This approach strikes a chord with us, as earlier that month we’d sat in on a recon of the Team Time Trial course with one of the male WorldTour teams, and we’d heard their staff bemoaning how the World Championships become a bit of a void for the trade teams. Despite paying the riders’ wage, providing their equipment, and supporting them through the arduous season, the team staff were suddenly kept at arm’s length once they were in the fold of the national team. Clearly frustrated at having no say or input into how to get the best out of their riders at the World Championship events.
Just two days after the recon, it’s clear that the Dutch federation’s strategy can’t be faulted. Given their success, it’s hard to fault their initiatives, with four of the top nine places going to orange jerseys. This extraordinarily successful finish was led by Van der Breggen’s demonstrative victory, who had a margin over 2nd place pushing almost 4 minutes. After the post-race rituals encountered by a winning team’s Sports Director, we caught up with Veneberg once more to get his lowdown on the race. “It was always going to be tough and we certainly couldn’t account for every possibility because there are no radios here. So, when Annemiek crashed we had a big moment of worry. As we discussed in the pre-race plan we wanted to stay in control and be proactive in the race, meaning that we’d use riders to open up the attacking.” This was a similar approach that the Dutch team had tried at the European Championships in August, but they had fell prey to ode that the strongest team would not win. Here in Innsbruck though, they had re-written the story as the race’s main protagonists. And the happy ending was in indelible ink — even if some bad luck in the first 70 km reduced the capability of one of their leaders.

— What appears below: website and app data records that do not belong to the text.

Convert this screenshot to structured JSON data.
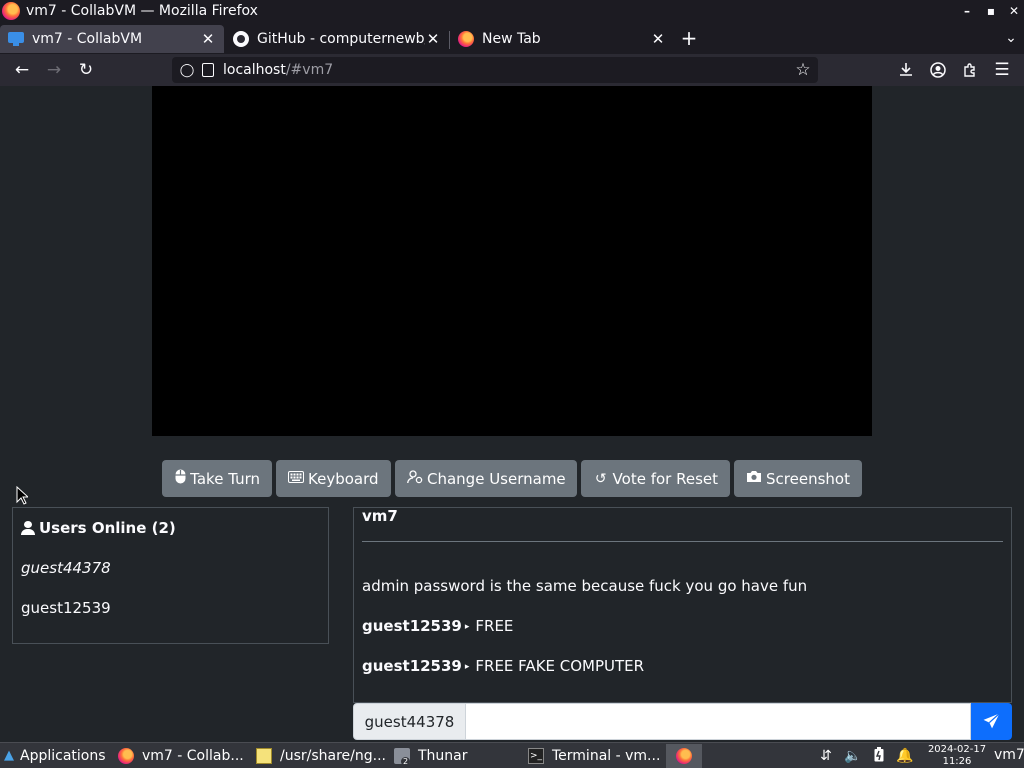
{
  "window": {
    "title": "vm7 - CollabVM — Mozilla Firefox"
  },
  "tabs": [
    {
      "label": "vm7 - CollabVM",
      "active": true
    },
    {
      "label": "GitHub - computernewb/",
      "active": false
    },
    {
      "label": "New Tab",
      "active": false
    }
  ],
  "urlbar": {
    "host": "localhost",
    "path": "/#vm7"
  },
  "vm": {
    "buttons": {
      "take_turn": "Take Turn",
      "keyboard": "Keyboard",
      "change_username": "Change Username",
      "vote_reset": "Vote for Reset",
      "screenshot": "Screenshot"
    }
  },
  "users": {
    "title": "Users Online (2)",
    "list": [
      "guest44378",
      "guest12539"
    ]
  },
  "chat": {
    "room": "vm7",
    "messages": [
      {
        "sender": "",
        "text": "admin password is the same because fuck you go have fun"
      },
      {
        "sender": "guest12539",
        "text": "FREE"
      },
      {
        "sender": "guest12539",
        "text": "FREE FAKE COMPUTER"
      }
    ],
    "username": "guest44378",
    "input_value": ""
  },
  "taskbar": {
    "apps_label": "Applications",
    "tasks": [
      {
        "label": "vm7 - Collab...",
        "icon": "firefox-icon",
        "active": false
      },
      {
        "label": "/usr/share/ng...",
        "icon": "text-editor-icon",
        "active": false
      },
      {
        "label": "Thunar",
        "icon": "folder-icon",
        "active": false
      },
      {
        "label": "Terminal - vm...",
        "icon": "terminal-icon",
        "active": false
      }
    ],
    "thunar_count": "2",
    "date": "2024-02-17",
    "time": "11:26",
    "workspace": "vm7"
  },
  "colors": {
    "accent": "#0d6efd",
    "button": "#6c757d",
    "page_bg": "#212529",
    "chrome_bg": "#1c1b22"
  }
}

“Unfortunately, Annemiek was not able to push 100 percent after her crash, but it was her attack that was key to launching Anna to the win. Anna’s rebound was so strong that it could not be followed. We certainly expected a hard race because of the course, and a finish that would see a lot of groups, but the advantage that Anna had at the end was a huge surprise to us all.” He looks bemused at the question of the winning margin. “The actual gap does not really matter, because in the end we achieved what we wanted: orange on the top step of the podium.”
So, just how far are the Dutch ahead of other nations with their women’s riding? Is it an insurmountable distance? Well, if you look purely at the results of major championships then you’d conclude yes. The Dutch are acting as pioneers when it comes to adopting new strategies for securing the financial model of women’s cycling — but that’s a privileged position that ultimately only benefits their nation’s riders. From a fundamental starting point, they’ve created a safe environment for everyone to be able to cycle in a non-competitive sense, which ensures that they will have the talent pool from which to select future champions. Then they move ahead to supporting riders who are successful, making them the idols for the next generation of riders, and finishing with a healthy network between the federation and the trade teams that works collaboratively for the mutual benefits of the sport. This is undoubtedly an intelligent model for other federations to consider in the future if they want to keep up with the Dutch.
But results and development programs aside, seeing the unity of this team from the inside confirmed that women’s cycling is indeed very healthy in Holland, truly dispelling the myth that all national teams are simply a group of mercenaries. Rather than resembling riders-for-hire, these particular women in orange are arguably stronger than any trade team.
If you liked this story consider purchasing Soigneur Cycling Journal 20 where it was first printed.